The biggest job we have is to teach a newly hired employee how to fail intelligently. We have to train him to experiment over and over and to keep on trying and failing until he learns what will work. — Charles Kettering
Nothing will work unless you do. — Maya Angelou
Scientists who study obesity at the cellular level say genetics determines people’s natural weight range, right down to the type and amount of food they crave, how much they move and where they accumulate fat. Asking how someone got to be so fat is as meaningless as asking how he got to be so tall. “The severely obese have some underlying genetic or metabolic difference we’re not smart enough to identify yet,” says Dr. Rudolph Leibel of Columbia University Medical Center. “It’s the same way that a 7-foot-tall basketball player is genetically different from me, at 5-foot-8.”
Fat has been blamed for cardiac trouble, diabetes and some forms of cancer. But fat-acceptance activists argue that the epidemiological studies that link fatness to disease often fail to adjust for non-weight-related risk factors found more often in fat populations. Poverty, minority-group status, too much fast food, a sedentary lifestyle, lack of access to health insurance or to nonjudgmental medical care, the stress of self-loathing and being part of a stigmatized group — all are more common among fat people, and all are linked to poorer health outcomes at any weight. This makes it harder to say to what extent an association between obesity and disease is due to the fatness itself or to the risk factors that tend to go along with being fat.
— Robin Marantz Henig in the New York Times Magazine
“Truth is stranger than fiction, but it is because Fiction is obliged to stick to possibilities; Truth isn’t.”
“…a truth you don’t understand is more dangerous than a lie.”
—Mira Grant, Blackout
“I never did give anybody hell. I just told the truth and they thought it was hell.”
— Harry S Truman
“You can’t kill the truth.”
— Mira Grant, Feed
“The great advantage about telling the truth is that nobody ever believes it.”
—Dorothy L. Sayers, Gaudy Night
“The rich are always advising the poor, but the poor seldom return the compliment.”
“The poor have sometimes objected to being governed badly; the rich have always objected to being governed at all.”
—Gilbert K. Chesterton
“When a man tells you that he got rich through hard work, ask him: ‘Whose?'”
“Americans have so far put up with inequality because they felt they could change their status. They didn’t mind others being rich, as long as they had a path to move up as well.

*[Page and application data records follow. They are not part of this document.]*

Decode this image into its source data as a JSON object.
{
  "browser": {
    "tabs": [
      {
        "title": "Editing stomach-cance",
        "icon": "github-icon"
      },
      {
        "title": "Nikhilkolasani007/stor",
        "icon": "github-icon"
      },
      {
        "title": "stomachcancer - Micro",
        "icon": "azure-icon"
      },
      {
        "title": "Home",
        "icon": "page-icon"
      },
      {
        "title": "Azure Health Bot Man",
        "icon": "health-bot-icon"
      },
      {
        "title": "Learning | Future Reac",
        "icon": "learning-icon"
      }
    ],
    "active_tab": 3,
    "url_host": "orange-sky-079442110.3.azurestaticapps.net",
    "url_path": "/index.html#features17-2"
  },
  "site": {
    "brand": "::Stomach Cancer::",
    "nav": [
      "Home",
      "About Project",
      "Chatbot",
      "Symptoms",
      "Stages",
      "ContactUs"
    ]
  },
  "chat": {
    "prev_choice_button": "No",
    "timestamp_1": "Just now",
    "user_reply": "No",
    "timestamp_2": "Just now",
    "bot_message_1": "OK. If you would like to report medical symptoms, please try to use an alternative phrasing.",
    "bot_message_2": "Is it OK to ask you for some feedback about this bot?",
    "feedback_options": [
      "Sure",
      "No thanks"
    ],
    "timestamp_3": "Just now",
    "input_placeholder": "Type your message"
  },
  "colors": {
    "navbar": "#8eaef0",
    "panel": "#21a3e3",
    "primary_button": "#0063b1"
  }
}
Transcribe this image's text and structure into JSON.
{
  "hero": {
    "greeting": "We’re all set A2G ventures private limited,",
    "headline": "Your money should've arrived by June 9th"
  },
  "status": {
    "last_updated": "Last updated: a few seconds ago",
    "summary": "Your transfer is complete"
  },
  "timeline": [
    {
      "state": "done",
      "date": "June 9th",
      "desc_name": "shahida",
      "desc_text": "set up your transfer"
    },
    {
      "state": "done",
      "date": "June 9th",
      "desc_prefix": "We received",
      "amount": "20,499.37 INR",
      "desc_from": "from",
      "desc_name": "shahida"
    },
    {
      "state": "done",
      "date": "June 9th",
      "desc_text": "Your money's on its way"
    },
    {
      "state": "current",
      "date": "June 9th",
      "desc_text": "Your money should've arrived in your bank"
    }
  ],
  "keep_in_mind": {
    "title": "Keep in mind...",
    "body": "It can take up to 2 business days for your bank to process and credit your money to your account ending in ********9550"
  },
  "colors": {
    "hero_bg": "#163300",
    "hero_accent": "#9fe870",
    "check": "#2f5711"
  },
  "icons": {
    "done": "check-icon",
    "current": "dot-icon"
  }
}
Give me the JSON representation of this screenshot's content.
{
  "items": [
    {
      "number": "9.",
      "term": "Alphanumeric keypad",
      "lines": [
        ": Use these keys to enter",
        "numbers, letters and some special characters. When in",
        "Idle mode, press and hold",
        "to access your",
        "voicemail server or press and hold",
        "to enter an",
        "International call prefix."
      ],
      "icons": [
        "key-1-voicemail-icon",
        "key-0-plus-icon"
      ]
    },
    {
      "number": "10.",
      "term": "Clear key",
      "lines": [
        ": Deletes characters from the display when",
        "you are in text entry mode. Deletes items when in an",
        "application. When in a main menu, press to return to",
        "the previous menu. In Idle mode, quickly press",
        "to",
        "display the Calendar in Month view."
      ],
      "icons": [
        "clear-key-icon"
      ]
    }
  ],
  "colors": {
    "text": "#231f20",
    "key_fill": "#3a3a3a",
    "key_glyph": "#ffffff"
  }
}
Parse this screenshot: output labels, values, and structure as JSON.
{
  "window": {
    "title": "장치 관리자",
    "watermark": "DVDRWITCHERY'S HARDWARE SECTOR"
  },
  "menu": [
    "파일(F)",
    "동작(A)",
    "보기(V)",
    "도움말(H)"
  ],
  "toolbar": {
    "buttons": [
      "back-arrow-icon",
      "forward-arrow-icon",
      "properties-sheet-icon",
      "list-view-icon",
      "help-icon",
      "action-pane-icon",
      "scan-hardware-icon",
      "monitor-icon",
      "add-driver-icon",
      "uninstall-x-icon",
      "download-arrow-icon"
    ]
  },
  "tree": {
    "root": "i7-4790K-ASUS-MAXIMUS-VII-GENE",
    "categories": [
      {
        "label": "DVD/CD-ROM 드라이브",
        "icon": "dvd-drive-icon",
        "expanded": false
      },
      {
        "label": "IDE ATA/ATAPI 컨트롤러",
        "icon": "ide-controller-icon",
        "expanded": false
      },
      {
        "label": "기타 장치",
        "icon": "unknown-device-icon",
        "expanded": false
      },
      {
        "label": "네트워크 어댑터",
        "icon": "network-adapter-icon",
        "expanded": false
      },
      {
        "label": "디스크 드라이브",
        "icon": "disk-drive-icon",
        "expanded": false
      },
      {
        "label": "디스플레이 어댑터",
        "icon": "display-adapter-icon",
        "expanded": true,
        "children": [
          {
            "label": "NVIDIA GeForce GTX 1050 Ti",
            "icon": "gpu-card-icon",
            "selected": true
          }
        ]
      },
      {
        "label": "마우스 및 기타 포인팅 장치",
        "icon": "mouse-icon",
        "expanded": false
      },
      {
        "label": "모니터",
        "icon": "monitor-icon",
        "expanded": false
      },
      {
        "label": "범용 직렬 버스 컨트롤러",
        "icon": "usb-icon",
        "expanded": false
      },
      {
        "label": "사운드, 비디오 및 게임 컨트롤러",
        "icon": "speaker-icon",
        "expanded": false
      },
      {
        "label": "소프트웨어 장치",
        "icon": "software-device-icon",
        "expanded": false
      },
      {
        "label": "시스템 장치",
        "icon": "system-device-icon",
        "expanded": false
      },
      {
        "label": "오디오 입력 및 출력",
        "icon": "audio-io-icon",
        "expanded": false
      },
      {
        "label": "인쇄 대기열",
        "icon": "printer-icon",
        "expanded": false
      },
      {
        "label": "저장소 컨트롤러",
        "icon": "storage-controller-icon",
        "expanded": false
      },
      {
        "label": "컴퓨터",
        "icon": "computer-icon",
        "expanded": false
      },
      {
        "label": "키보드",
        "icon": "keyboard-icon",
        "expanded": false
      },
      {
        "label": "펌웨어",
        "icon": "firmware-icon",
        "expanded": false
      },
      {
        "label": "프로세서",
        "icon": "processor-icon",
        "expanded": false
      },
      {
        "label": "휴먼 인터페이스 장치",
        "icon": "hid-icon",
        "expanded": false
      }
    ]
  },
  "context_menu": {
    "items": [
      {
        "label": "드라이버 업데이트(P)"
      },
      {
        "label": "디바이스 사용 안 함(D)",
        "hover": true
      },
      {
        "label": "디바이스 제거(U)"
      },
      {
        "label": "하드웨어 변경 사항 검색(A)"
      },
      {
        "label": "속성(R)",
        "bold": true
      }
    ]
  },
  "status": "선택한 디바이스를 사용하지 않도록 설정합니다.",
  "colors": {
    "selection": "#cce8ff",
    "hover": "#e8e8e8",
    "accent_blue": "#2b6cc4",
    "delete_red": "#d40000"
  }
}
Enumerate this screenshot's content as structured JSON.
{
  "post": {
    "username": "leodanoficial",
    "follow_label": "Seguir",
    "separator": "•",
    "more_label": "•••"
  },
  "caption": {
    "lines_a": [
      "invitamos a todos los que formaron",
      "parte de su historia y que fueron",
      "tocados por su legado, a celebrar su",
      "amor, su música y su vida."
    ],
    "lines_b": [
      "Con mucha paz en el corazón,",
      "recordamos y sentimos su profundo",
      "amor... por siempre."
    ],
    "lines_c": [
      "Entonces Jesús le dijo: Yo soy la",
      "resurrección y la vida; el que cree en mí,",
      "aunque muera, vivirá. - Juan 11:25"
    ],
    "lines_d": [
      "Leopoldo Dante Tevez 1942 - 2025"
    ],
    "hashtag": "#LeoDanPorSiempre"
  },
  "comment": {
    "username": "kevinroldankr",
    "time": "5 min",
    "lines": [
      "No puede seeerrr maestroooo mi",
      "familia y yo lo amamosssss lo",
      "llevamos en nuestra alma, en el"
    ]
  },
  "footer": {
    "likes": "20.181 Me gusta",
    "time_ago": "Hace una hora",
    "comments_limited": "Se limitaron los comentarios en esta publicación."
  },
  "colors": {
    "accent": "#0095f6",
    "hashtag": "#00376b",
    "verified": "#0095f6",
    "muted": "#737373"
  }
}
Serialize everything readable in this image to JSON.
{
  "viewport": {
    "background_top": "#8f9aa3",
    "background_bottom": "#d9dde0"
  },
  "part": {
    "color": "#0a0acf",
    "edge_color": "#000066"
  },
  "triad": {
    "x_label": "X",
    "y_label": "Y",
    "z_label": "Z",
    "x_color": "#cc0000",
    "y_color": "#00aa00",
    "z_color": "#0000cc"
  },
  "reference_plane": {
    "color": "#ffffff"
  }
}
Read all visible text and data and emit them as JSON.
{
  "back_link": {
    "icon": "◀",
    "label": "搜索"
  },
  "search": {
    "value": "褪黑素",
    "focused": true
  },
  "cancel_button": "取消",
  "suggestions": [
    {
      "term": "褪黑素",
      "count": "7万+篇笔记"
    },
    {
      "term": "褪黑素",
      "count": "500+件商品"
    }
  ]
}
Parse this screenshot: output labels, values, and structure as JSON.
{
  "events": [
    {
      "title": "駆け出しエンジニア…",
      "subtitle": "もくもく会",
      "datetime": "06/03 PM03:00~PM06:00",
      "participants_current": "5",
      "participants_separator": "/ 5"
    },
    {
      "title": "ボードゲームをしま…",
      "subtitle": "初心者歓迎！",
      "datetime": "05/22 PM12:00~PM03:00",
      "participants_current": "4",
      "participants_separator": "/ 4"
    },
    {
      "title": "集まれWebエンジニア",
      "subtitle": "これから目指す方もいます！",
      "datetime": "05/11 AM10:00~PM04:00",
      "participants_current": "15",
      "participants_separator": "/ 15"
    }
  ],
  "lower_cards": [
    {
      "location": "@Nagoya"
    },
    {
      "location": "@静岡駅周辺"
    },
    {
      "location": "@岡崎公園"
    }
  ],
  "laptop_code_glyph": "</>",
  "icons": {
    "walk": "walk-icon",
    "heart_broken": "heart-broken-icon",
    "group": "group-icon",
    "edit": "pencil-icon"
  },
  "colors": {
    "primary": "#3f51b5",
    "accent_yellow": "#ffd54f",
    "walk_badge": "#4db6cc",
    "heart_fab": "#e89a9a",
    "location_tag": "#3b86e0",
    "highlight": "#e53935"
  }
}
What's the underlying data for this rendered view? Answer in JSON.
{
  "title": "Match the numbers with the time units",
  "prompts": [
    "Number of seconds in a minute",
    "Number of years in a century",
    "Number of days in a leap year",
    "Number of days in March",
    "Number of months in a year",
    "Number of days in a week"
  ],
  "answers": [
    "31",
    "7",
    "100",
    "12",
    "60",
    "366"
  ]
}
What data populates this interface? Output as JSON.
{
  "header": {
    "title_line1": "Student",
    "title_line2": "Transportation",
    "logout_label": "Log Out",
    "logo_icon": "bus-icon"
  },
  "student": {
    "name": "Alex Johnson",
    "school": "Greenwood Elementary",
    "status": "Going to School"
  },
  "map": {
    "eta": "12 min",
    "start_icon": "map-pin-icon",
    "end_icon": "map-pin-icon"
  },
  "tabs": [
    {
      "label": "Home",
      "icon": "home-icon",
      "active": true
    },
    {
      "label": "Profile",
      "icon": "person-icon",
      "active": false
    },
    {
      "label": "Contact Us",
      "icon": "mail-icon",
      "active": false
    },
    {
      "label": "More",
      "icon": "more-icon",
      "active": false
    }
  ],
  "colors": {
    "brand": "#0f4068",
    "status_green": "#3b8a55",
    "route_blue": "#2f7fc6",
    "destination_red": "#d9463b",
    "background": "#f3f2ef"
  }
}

The American Dream is all about social mobility in a sense — the idea that anyone can make it.”
“A man is rich in proportion to the number of things he can afford to let alone.”
—Henry David Thoreau
“Love is kind”
— 1st Corinthians 13
“Love is an emotion of a strong affection and personal attachment. […] “Love” may refer specifically to the passionate desire and intimacy of romantic love, to the sexual love of eros, to the emotional closeness of familial love, to the platonic love that defines friendship, or to the profound oneness or devotion of religious love, or to a concept of love that encompasses all of those feelings.”
“Love is a chemical state of mind that’s part of our genes and influenced by our upbringing.”
— How Stuff Works
“I’m selfish, impatient and a little insecure. I make mistakes, I am out of control and at times hard to handle. But if you can’t handle me at my worst, then you sure as hell don’t deserve me at my best.”
— Marilyn Monroe
“I love you — I am at rest with you — I have come home.”
— Dorothy L. Sayers